(Dataset rows for apps and sites)
----

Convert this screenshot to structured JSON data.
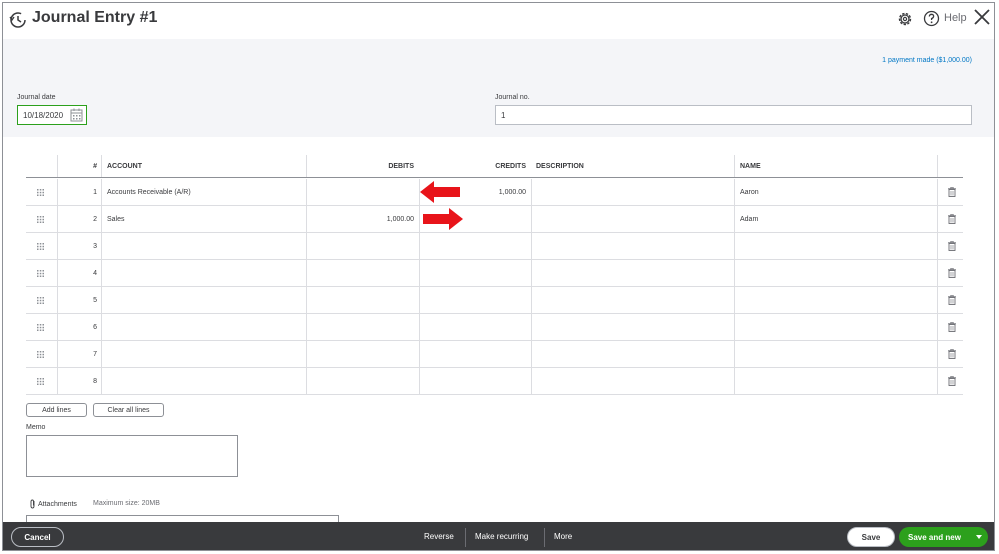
{
  "header": {
    "title": "Journal Entry #1",
    "help_label": "Help",
    "payment_link": "1 payment made ($1,000.00)"
  },
  "form": {
    "journal_date_label": "Journal date",
    "journal_date_value": "10/18/2020",
    "journal_no_label": "Journal no.",
    "journal_no_value": "1"
  },
  "table": {
    "columns": {
      "num": "#",
      "account": "ACCOUNT",
      "debits": "DEBITS",
      "credits": "CREDITS",
      "description": "DESCRIPTION",
      "name": "NAME"
    },
    "rows": [
      {
        "num": "1",
        "account": "Accounts Receivable (A/R)",
        "debits": "",
        "credits": "1,000.00",
        "description": "",
        "name": "Aaron"
      },
      {
        "num": "2",
        "account": "Sales",
        "debits": "1,000.00",
        "credits": "",
        "description": "",
        "name": "Adam"
      },
      {
        "num": "3",
        "account": "",
        "debits": "",
        "credits": "",
        "description": "",
        "name": ""
      },
      {
        "num": "4",
        "account": "",
        "debits": "",
        "credits": "",
        "description": "",
        "name": ""
      },
      {
        "num": "5",
        "account": "",
        "debits": "",
        "credits": "",
        "description": "",
        "name": ""
      },
      {
        "num": "6",
        "account": "",
        "debits": "",
        "credits": "",
        "description": "",
        "name": ""
      },
      {
        "num": "7",
        "account": "",
        "debits": "",
        "credits": "",
        "description": "",
        "name": ""
      },
      {
        "num": "8",
        "account": "",
        "debits": "",
        "credits": "",
        "description": "",
        "name": ""
      }
    ]
  },
  "buttons": {
    "add_lines": "Add lines",
    "clear_all_lines": "Clear all lines"
  },
  "memo": {
    "label": "Memo",
    "value": ""
  },
  "attachments": {
    "label": "Attachments",
    "max_size": "Maximum size: 20MB"
  },
  "footer": {
    "cancel": "Cancel",
    "reverse": "Reverse",
    "make_recurring": "Make recurring",
    "more": "More",
    "save": "Save",
    "save_and_new": "Save and new"
  },
  "colors": {
    "accent_green": "#2ca01c",
    "link_blue": "#0077c5",
    "footer_bg": "#393a3d",
    "annotation_arrow": "#e8141a"
  },
  "icons": {
    "title": "journal-history-icon",
    "settings": "gear-icon",
    "help": "help-circle-icon",
    "close": "close-icon",
    "calendar": "calendar-icon",
    "drag": "drag-handle-icon",
    "delete": "trash-icon",
    "attachment": "paperclip-icon"
  }
}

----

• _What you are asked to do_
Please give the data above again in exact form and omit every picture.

• _Exercise solution_
Convert this screenshot to structured JSON data.
{
  "header": {
    "title": "Journal Entry #1",
    "help_label": "Help",
    "payment_link": "1 payment made ($1,000.00)"
  },
  "form": {
    "journal_date_label": "Journal date",
    "journal_date_value": "10/18/2020",
    "journal_no_label": "Journal no.",
    "journal_no_value": "1"
  },
  "table": {
    "columns": {
      "num": "#",
      "account": "ACCOUNT",
      "debits": "DEBITS",
      "credits": "CREDITS",
      "description": "DESCRIPTION",
      "name": "NAME"
    },
    "rows": [
      {
        "num": "1",
        "account": "Accounts Receivable (A/R)",
        "debits": "",
        "credits": "1,000.00",
        "description": "",
        "name": "Aaron"
      },
      {
        "num": "2",
        "account": "Sales",
        "debits": "1,000.00",
        "credits": "",
        "description": "",
        "name": "Adam"
      },
      {
        "num": "3",
        "account": "",
        "debits": "",
        "credits": "",
        "description": "",
        "name": ""
      },
      {
        "num": "4",
        "account": "",
        "debits": "",
        "credits": "",
        "description": "",
        "name": ""
      },
      {
        "num": "5",
        "account": "",
        "debits": "",
        "credits": "",
        "description": "",
        "name": ""
      },
      {
        "num": "6",
        "account": "",
        "debits": "",
        "credits": "",
        "description": "",
        "name": ""
      },
      {
        "num": "7",
        "account": "",
        "debits": "",
        "credits": "",
        "description": "",
        "name": ""
      },
      {
        "num": "8",
        "account": "",
        "debits": "",
        "credits": "",
        "description": "",
        "name": ""
      }
    ]
  },
  "buttons": {
    "add_lines": "Add lines",
    "clear_all_lines": "Clear all lines"
  },
  "memo": {
    "label": "Memo",
    "value": ""
  },
  "attachments": {
    "label": "Attachments",
    "max_size": "Maximum size: 20MB"
  },
  "footer": {
    "cancel": "Cancel",
    "reverse": "Reverse",
    "make_recurring": "Make recurring",
    "more": "More",
    "save": "Save",
    "save_and_new": "Save and new"
  },
  "colors": {
    "accent_green": "#2ca01c",
    "link_blue": "#0077c5",
    "footer_bg": "#393a3d",
    "annotation_arrow": "#e8141a"
  },
  "icons": {
    "title": "journal-history-icon",
    "settings": "gear-icon",
    "help": "help-circle-icon",
    "close": "close-icon",
    "calendar": "calendar-icon",
    "drag": "drag-handle-icon",
    "delete": "trash-icon",
    "attachment": "paperclip-icon"
  }
}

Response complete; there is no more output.